All of this leads to an interesting question: with its lack of hotel rooms and non-theme park infrastructure costs, could Busch Gardens Tampa actually be better situated than Universal Orlando and Disney World in a new economy where gas prices continue to increase?
At first glance, most theme park observers might balk at even considering such an idea. That, however, would be premature when you consider the possibility that vacation travel might become an increasingly regional and local activity as oil prices and energy costs reach new heights. Indeed, an increasing number of oil industry commentators and officials prescribe to a theory called Peak Oil which suggests that, while oil prices may occasionally dip, the permanent cost trend is decidedly upward as the overall available supply of petroleum is depleted.
Under this scenario, Busch Gardens Tampa presents an interesting model of a highly immersive and diverse theme park that could still thrive in such a situation. The reason is really quite simple and it goes back to the lower overall infrastructure and operational costs that Busch Gardens Tampa has compared to the other Central Florida large theme parks.
For instance, if vacation travel becomes more localized and regionalized, the need for hotel rooms to house guests would likely diminish as the theme park experience becomes more of a day trip situation. The same holds true for expansive auxiliary services like restaurants outside of the theme park and vast intra-resort transportation networks.
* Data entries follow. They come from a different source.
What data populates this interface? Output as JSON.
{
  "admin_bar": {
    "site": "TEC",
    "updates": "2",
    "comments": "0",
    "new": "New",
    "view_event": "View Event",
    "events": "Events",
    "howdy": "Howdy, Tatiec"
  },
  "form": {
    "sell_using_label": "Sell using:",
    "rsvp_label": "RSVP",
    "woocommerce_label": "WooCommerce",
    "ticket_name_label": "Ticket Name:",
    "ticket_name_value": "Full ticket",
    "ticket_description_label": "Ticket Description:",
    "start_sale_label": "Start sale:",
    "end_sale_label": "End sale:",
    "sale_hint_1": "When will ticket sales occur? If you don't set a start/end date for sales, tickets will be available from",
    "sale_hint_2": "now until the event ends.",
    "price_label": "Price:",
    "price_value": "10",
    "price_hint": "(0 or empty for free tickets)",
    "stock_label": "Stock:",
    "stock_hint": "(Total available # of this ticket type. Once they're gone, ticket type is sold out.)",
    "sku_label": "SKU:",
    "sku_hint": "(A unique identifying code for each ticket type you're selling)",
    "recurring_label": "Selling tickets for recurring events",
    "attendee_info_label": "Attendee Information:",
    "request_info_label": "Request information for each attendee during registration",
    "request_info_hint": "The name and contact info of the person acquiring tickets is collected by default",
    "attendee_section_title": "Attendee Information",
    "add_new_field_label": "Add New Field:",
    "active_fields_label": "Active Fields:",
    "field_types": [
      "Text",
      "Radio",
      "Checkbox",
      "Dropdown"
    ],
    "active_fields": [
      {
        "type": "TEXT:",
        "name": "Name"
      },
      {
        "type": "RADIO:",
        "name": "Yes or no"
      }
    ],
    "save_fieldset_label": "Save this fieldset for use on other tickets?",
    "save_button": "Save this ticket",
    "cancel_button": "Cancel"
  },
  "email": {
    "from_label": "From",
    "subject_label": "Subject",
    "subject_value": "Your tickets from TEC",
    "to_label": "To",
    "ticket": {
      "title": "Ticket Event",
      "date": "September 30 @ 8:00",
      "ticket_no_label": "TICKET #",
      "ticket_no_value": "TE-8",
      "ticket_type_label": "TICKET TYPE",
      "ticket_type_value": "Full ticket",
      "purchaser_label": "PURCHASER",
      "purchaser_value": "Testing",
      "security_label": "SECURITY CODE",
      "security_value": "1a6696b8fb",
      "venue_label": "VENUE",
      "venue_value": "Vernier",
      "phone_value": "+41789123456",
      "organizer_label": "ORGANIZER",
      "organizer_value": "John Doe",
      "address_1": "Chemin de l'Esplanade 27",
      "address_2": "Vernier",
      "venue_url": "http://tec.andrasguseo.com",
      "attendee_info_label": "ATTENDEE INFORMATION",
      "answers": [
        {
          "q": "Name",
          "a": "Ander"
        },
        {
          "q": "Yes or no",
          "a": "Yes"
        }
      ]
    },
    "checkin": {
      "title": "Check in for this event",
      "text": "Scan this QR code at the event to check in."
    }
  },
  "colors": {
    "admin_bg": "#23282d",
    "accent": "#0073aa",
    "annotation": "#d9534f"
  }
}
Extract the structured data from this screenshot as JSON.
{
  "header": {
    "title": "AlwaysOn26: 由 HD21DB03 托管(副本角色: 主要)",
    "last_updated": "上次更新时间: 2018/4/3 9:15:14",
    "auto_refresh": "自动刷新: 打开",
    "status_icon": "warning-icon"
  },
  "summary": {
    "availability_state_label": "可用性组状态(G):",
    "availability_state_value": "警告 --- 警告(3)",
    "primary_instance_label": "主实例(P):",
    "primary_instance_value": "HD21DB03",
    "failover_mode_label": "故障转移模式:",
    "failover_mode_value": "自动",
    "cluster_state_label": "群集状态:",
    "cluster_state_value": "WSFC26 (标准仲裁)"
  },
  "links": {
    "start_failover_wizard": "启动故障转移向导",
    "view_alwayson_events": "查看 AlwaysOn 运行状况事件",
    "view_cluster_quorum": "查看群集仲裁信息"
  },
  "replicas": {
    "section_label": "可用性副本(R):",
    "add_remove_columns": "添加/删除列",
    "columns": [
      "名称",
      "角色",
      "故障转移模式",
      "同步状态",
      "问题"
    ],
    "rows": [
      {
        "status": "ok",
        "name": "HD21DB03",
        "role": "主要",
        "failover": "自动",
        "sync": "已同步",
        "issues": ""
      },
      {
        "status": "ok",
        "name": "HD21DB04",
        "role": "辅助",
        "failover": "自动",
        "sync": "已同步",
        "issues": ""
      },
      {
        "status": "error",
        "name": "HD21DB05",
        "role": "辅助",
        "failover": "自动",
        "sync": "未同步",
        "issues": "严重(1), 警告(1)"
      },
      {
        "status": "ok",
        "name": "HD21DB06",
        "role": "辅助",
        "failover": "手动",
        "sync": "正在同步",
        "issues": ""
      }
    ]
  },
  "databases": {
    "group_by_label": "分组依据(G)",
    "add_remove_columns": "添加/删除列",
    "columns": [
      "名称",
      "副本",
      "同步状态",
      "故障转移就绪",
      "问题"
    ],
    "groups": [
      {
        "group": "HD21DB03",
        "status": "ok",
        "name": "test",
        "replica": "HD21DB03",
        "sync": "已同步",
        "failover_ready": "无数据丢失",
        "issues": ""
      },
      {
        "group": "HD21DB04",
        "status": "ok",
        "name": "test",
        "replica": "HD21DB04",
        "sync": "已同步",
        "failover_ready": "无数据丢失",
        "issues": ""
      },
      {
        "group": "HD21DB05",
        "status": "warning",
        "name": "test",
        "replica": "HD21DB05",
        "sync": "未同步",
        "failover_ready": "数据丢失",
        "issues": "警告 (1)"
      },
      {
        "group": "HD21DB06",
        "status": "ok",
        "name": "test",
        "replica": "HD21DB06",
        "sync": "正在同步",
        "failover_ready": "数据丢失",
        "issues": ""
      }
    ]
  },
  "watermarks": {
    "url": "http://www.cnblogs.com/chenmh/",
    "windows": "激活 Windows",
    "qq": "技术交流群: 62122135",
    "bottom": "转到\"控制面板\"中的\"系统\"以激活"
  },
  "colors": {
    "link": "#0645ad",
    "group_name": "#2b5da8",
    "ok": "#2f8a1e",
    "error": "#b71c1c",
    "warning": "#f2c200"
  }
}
All of these—hotel rooms, internal transportation, and out-of-park dining and retail—are hallmarks of Disney World and to a lesser degree Universal Orlando. And, most importantly, each represents a significant part of the resort’s operational budget and business plan. If increased energy prices reduced air travel and other long distance vacationing, Disney and Universal would be faced with a huge lodging, dining and transportation infrastructure that Orlando’s local and regional visitors could not come close to filling on their own.
On the other hand, Busch Gardens Tampa does not have to worry about empty hotel rooms and resort restaurants or unused buses and monorails because it does not have any of those. Thus, even though increased energy prices would still hurt its attendance, the vast majority of Busch Gardens Tampa guests are day guests anyway. The small percentage of guests that do plan consecutive multi-day trips to the resort stay at non-Busch owned area hotels that, if they experienced reduced vacancy, would not be a direct drag on Busch Gardens’ bottom line.
This is not to say that Disney World or Universal Orlando is doomed nor is it to say that Busch Gardens will anytime soon become the king of the Central Florida theme park jungle. However, of the theme parks that operate year-round in Florida, Busch Gardens Tampa does appear uniquely situated to deal with the reduced out of town travel that could come with a sustained increase in oil and energy costs when compared to Disney and Universal.
With Busch Gardens’ larger metro area population, reduced entertainment dollar competition, and reduced non-theme park infrastructure, the upcoming months and years could demonstrate that being smaller and nimbler is better.
Kind of like a cheetah.